With Venezuela in the midst of economic and political crisis, we examine the impact on maritime crime in the region.
A sustained period of falling oil prices and a socialist-inspired presidency has seen Venezuela enter an economic and political crisis. Oil accounts for roughly 95% of Venezuela’s export revenues and has been used to finance some of the government’s generous social programmes. The lack of oil revenue has forced the government to curtail these programmes and spiraling inflation in the country has resulted in widespread poverty and an economy in ruin.
Set amidst the backdrop of the second highest homicide rate – as high as 120 per 100,000 in Caracas (Citizen’s Council for Public Security and Criminal Justice) – and regular outbreaks of looting and rioting, it is no surprise that the dire situation ashore has led to increased concerns surrounding maritime criminality.
Whilst basic maritime crime has always existed in Venezuelan waters, as it does across most of South America, there has been an increase in attacks against fishermen in the region, particularly in waters east of Puerto La Cruz.
Many out-of-work fishermen are now targeting active fishermen operating in open sea off Sucre State. These former fishermen and those with access to boats have formed armed ‘gangs’ and are intercepting operating fishing vessels and taking anything of value from them; this includes the catch, fishing nets, generators and outboard motors.
More alarming are the reports of fishermen being thrown overboard or shot as is it is often simpler for the perpetrators to eliminate the crew before robbing their vessels. This issue is further compounded by an ineffective coastguard, which fails to provide a deterrent because of inherent corruption and political apathy.
Whilst fishing conflict is not unusual in South America, there are regular attacks and territorial disputes between Peruvian-Ecuadorian and Guyana-Suriname fishermen, the direct targeting of fishermen solely for profit, and its violent nature, is concerning.
People Trafficking and Smuggling

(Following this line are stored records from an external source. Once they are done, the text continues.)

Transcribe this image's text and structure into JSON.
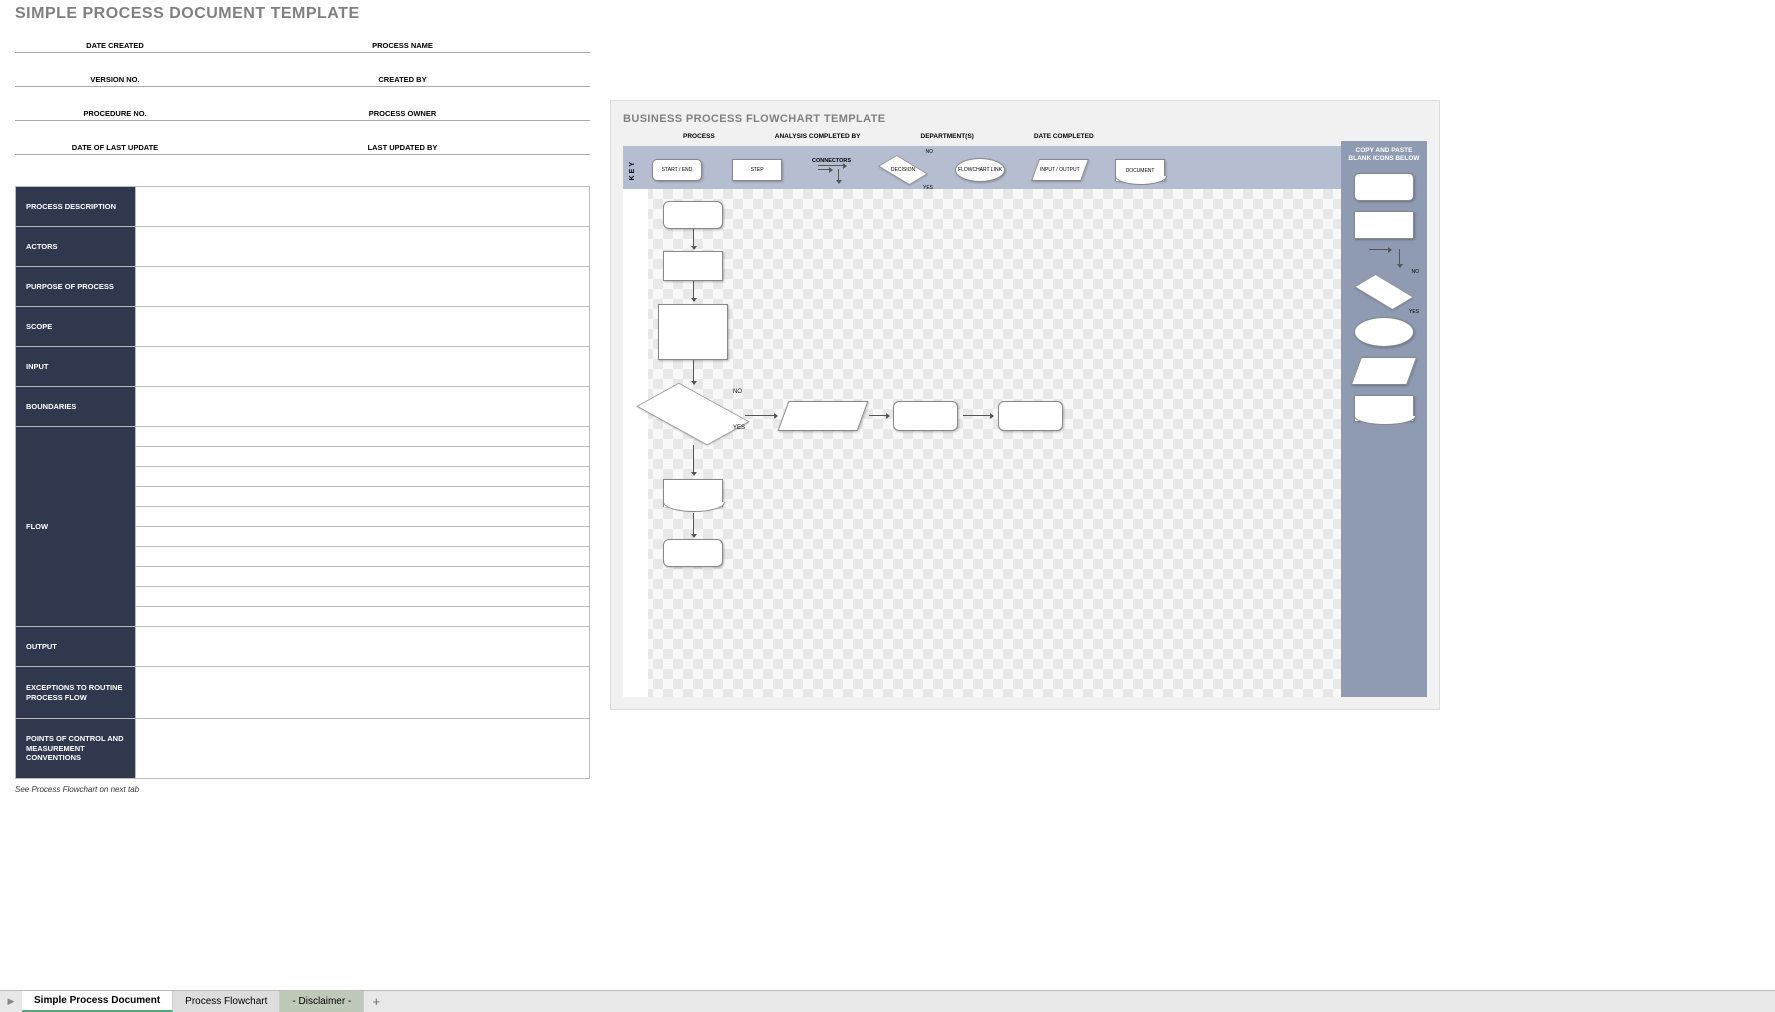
{
  "doc": {
    "title": "SIMPLE PROCESS DOCUMENT TEMPLATE",
    "meta": {
      "date_created": "DATE CREATED",
      "process_name": "PROCESS NAME",
      "version_no": "VERSION NO.",
      "created_by": "CREATED BY",
      "procedure_no": "PROCEDURE NO.",
      "process_owner": "PROCESS OWNER",
      "date_last_update": "DATE OF LAST UPDATE",
      "last_updated_by": "LAST UPDATED BY"
    },
    "sections": {
      "process_description": "PROCESS DESCRIPTION",
      "actors": "ACTORS",
      "purpose": "PURPOSE OF PROCESS",
      "scope": "SCOPE",
      "input": "INPUT",
      "boundaries": "BOUNDARIES",
      "flow": "FLOW",
      "output": "OUTPUT",
      "exceptions": "EXCEPTIONS TO ROUTINE PROCESS FLOW",
      "points": "POINTS OF CONTROL AND MEASUREMENT CONVENTIONS"
    },
    "footnote": "See Process Flowchart on next tab"
  },
  "flowchart": {
    "title": "BUSINESS PROCESS FLOWCHART TEMPLATE",
    "meta": {
      "process": "PROCESS",
      "analysis_by": "ANALYSIS COMPLETED BY",
      "department": "DEPARTMENT(S)",
      "date_completed": "DATE COMPLETED"
    },
    "key_label": "KEY",
    "key": {
      "start_end": "START / END",
      "step": "STEP",
      "connectors": "CONNECTORS",
      "decision": "DECISION",
      "no": "NO",
      "yes": "YES",
      "flowchart_link": "FLOWCHART LINK",
      "input_output": "INPUT / OUTPUT",
      "document": "DOCUMENT"
    },
    "palette_title": "COPY AND PASTE BLANK ICONS BELOW",
    "canvas": {
      "no": "NO",
      "yes": "YES"
    }
  },
  "tabs": {
    "t1": "Simple Process Document",
    "t2": "Process Flowchart",
    "t3": "- Disclaimer -",
    "add": "+",
    "nav": "▶"
  }
}
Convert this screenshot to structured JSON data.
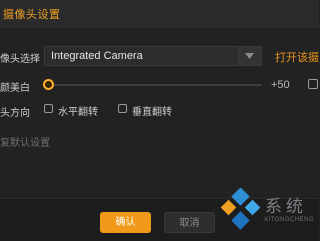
{
  "dialog": {
    "title": "摄像头设置"
  },
  "camera": {
    "label": "像头选择",
    "selected": "Integrated Camera",
    "open_link": "打开该摄"
  },
  "beauty": {
    "label": "颜美白",
    "value_text": "+50",
    "level": 0.0
  },
  "orientation": {
    "label": "头方向",
    "options": [
      {
        "label": "水平翻转",
        "checked": false
      },
      {
        "label": "垂直翻转",
        "checked": false
      }
    ]
  },
  "reset": {
    "label": "复默认设置"
  },
  "footer": {
    "ok_label": "确认",
    "cancel_label": "取消"
  },
  "watermark": {
    "text": "系统",
    "sub": "XITONGCHENG"
  },
  "colors": {
    "accent": "#f0a020",
    "background": "#222223"
  }
}
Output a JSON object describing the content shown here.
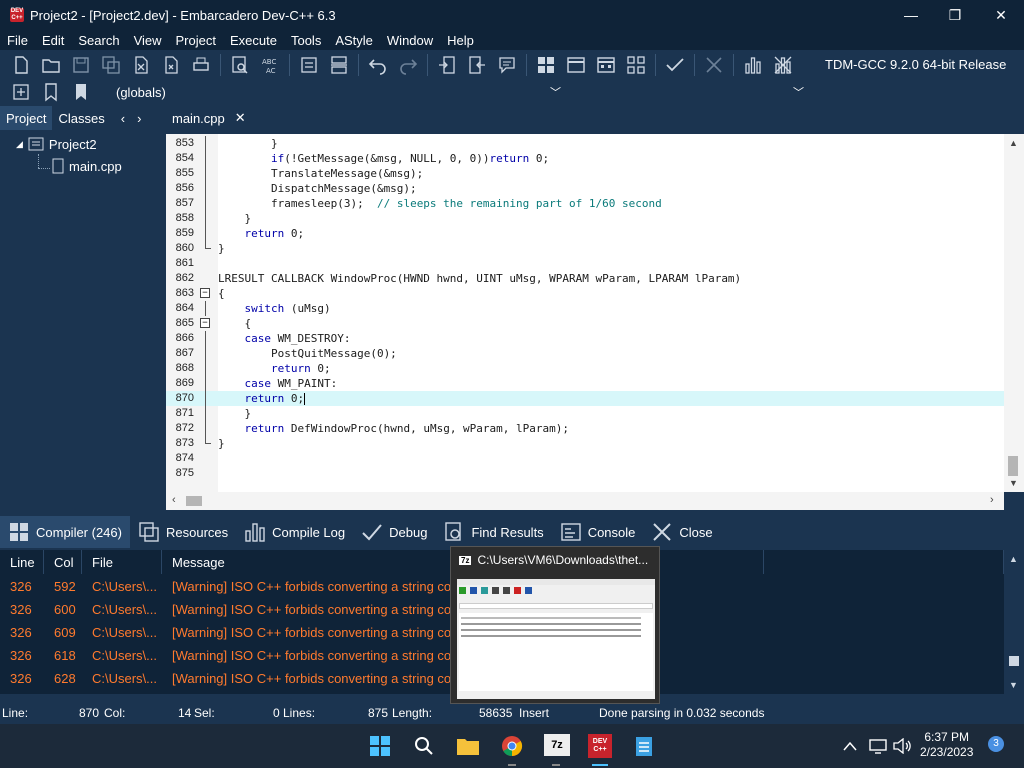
{
  "window": {
    "title": "Project2 - [Project2.dev] - Embarcadero Dev-C++ 6.3",
    "app_icon": "DEV C++"
  },
  "menu": [
    "File",
    "Edit",
    "Search",
    "View",
    "Project",
    "Execute",
    "Tools",
    "AStyle",
    "Window",
    "Help"
  ],
  "compiler": "TDM-GCC 9.2.0 64-bit Release",
  "globals": "(globals)",
  "left_tabs": {
    "project": "Project",
    "classes": "Classes"
  },
  "tree": {
    "project": "Project2",
    "file": "main.cpp"
  },
  "editor_tab": "main.cpp",
  "code_lines": [
    {
      "n": "853",
      "text": "        }"
    },
    {
      "n": "854",
      "text": "        if(!GetMessage(&msg, NULL, 0, 0))return 0;"
    },
    {
      "n": "855",
      "text": "        TranslateMessage(&msg);"
    },
    {
      "n": "856",
      "text": "        DispatchMessage(&msg);"
    },
    {
      "n": "857",
      "text": "        framesleep(3);  ",
      "comment": "// sleeps the remaining part of 1/60 second"
    },
    {
      "n": "858",
      "text": "    }"
    },
    {
      "n": "859",
      "text": "    return 0;"
    },
    {
      "n": "860",
      "text": "}"
    },
    {
      "n": "861",
      "text": ""
    },
    {
      "n": "862",
      "text": "LRESULT CALLBACK WindowProc(HWND hwnd, UINT uMsg, WPARAM wParam, LPARAM lParam)"
    },
    {
      "n": "863",
      "text": "{"
    },
    {
      "n": "864",
      "text": "    switch (uMsg)"
    },
    {
      "n": "865",
      "text": "    {"
    },
    {
      "n": "866",
      "text": "    case WM_DESTROY:"
    },
    {
      "n": "867",
      "text": "        PostQuitMessage(0);"
    },
    {
      "n": "868",
      "text": "        return 0;"
    },
    {
      "n": "869",
      "text": "    case WM_PAINT:"
    },
    {
      "n": "870",
      "text": "    return 0;"
    },
    {
      "n": "871",
      "text": "    }"
    },
    {
      "n": "872",
      "text": "    return DefWindowProc(hwnd, uMsg, wParam, lParam);"
    },
    {
      "n": "873",
      "text": "}"
    },
    {
      "n": "874",
      "text": ""
    },
    {
      "n": "875",
      "text": ""
    }
  ],
  "bottom_tabs": [
    "Compiler (246)",
    "Resources",
    "Compile Log",
    "Debug",
    "Find Results",
    "Console",
    "Close"
  ],
  "grid_headers": [
    "Line",
    "Col",
    "File",
    "Message"
  ],
  "grid_rows": [
    {
      "line": "326",
      "col": "592",
      "file": "C:\\Users\\...",
      "message": "[Warning] ISO C++ forbids converting a string con"
    },
    {
      "line": "326",
      "col": "600",
      "file": "C:\\Users\\...",
      "message": "[Warning] ISO C++ forbids converting a string con"
    },
    {
      "line": "326",
      "col": "609",
      "file": "C:\\Users\\...",
      "message": "[Warning] ISO C++ forbids converting a string con"
    },
    {
      "line": "326",
      "col": "618",
      "file": "C:\\Users\\...",
      "message": "[Warning] ISO C++ forbids converting a string con"
    },
    {
      "line": "326",
      "col": "628",
      "file": "C:\\Users\\...",
      "message": "[Warning] ISO C++ forbids converting a string con"
    }
  ],
  "status": {
    "line_label": "Line:",
    "line_value": "870",
    "col_label": "Col:",
    "col_value": "14",
    "sel_label": "Sel:",
    "sel_value": "0",
    "lines_label": "Lines:",
    "lines_value": "875",
    "length_label": "Length:",
    "length_value": "58635",
    "mode": "Insert",
    "message": "Done parsing in 0.032 seconds"
  },
  "popup": {
    "app_icon": "7z",
    "title": "C:\\Users\\VM6\\Downloads\\thet..."
  },
  "taskbar": {
    "time": "6:37 PM",
    "date": "2/23/2023",
    "badge": "3",
    "icon_7z": "7z",
    "icon_dev": "DEV C++"
  },
  "colors": {
    "accent": "#1b3450",
    "warning": "#ff7a2e",
    "highlight": "#d7f7fa"
  }
}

In addition to attacks on fisherman, Venezuela’s coast has also seen a rise in people trafficking and it is something that is likely to continue; when Venezuela opened its border with Colombia for just two days in July, 120,000 people poured across, simply to buy food, with an untold number remaining over the border. Trinidad and Tobago authorities have already increased port security to deal with a regular influx of Venezuelan migrants who are leaving the country’s north-east coast via maritime vessel.
At the same time there are growing concerns that smuggling, particular of oil, will increase across land and maritime borders. In September 2015, three ships were detained in Venezuela’s refinery-rich Paraguana peninsula accused of smuggling oil. There have also been multiple reports of criminals using small vessels to steal equipment from oil wells in Lake Maracaibo throughout 2014 and 2015; whilst these rarely effect merchant vessels, watch keepers should be vigilant in the area.
Risk to Merchant Vessels
2016 has witnessed a slight increase in the boarding of merchant vessels in Venezuela, although the numbers remain modest. There have been four reports of merchant vessels at anchorage being boarded since the start of the year; all of which occurred at the ports of Puerto La Cruz and Barcelona. In comparison, 2014 and 2015 each saw just one boarding (IMB).
Despite the increase in overall criminality throughout Venezuela, the threat from maritime crime to merchant vessels is assessed as moderate. Most criminal activity in the region has been opportunist and non-violent in nature and when spotted, the assailants have fled.
As such, Dryad’s advice for vessels in the region is to adopt basic security provisions and remove any opportunity for criminality. You should ensure that all upper-deck fixtures are secure, duty watch keepers maintain vigilance on the outboard side and gangway and that any suspicious sightings are immediately reported to the IMB and local authorities.